Think you can afford a home? Before you buy, gear up for these surprise expenses.
One financial benefit of owning a home is getting to sign a mortgage and locking in your monthly housing payments for what could be a 30-year period. By contrast, when you rent a home, your monthly costs could rise from year to year as your lease gets renewed.
But while you might think you can afford to own a home based on what your mortgage payments look like, you may be surprised at the way your peripheral housing costs rise. Here are five reasons why owning a home may prove more expensive than you’d like.
1. Your property taxes could rise
The property taxes you start off paying aren’t necessarily the taxes you’ll continue to pay. Some towns assess property values every year. That means your property tax bill could change every year. Granted, it could drop from one year to the next. But for the most part, property taxes have a tendency to rise over time, not do the opposite.
2. Your homeowners insurance could get expensive
Homeowners insurance protects you, as a property owner, in the event of damage. But the cost of your premiums could rise over time, even if you don’t put in a lot of claims against your policy. Also, certain home features might cause your insurance costs to rise, such as if you decide to put in a hot tub. Though there are steps you can take to lower your insurance costs, like installing an alarm system, all told, those premiums could increase through the years.

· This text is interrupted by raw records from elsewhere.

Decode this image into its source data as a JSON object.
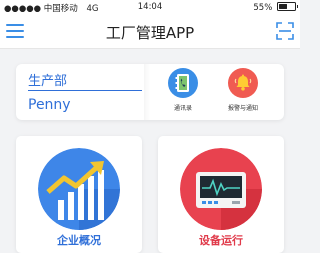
{
  "status_bar": {
    "carrier": "●●●●● 中国移动",
    "network": "4G",
    "time": "14:04",
    "battery": "55%",
    "battery_level": 0.55
  },
  "nav": {
    "title": "工厂管理APP",
    "menu_icon": "hamburger-icon",
    "scan_icon": "scan-icon"
  },
  "profile": {
    "department": "生产部",
    "user": "Penny"
  },
  "shortcuts": [
    {
      "label": "通讯录",
      "icon": "contacts-phone-icon",
      "color": "#3a8ee6"
    },
    {
      "label": "报警与通知",
      "icon": "alarm-bell-icon",
      "color": "#f05b52"
    }
  ],
  "tiles": [
    {
      "label": "企业概况",
      "icon": "bar-chart-growth-icon",
      "label_color": "#2f6fd8",
      "circle_color": "#3e86e8"
    },
    {
      "label": "设备运行",
      "icon": "monitor-heartbeat-icon",
      "label_color": "#e03a4a",
      "circle_color": "#e8424f"
    }
  ],
  "colors": {
    "accent_blue": "#2f6fd8",
    "accent_red": "#e03a4a",
    "background": "#f2f3f5"
  }
}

3. Your HOA fees could increase
If you buy a home that’s part of a homeowners association (HOA), you’ll generally be required to pay monthly dues. Often, those dues will cover things like common area maintenance. But those dues could also rise over time, making your housing costs more expensive.
4. You could get stuck paying PMI
Many lenders will accept less than 20% of your home’s purchase price as a down payment. But if you don’t put down 20% on a conventional mortgage, you’ll be forced to pay private mortgage insurance (PMI). PMI can amount to up to 1% of your loan amount. For example, if you’re borrowing $300,000 for a home, you might pay an extra $3,000 a year or $250 a month. You can eventually have PMI canceled once you have enough home equity, but until that happens, those costly payments could be a burden.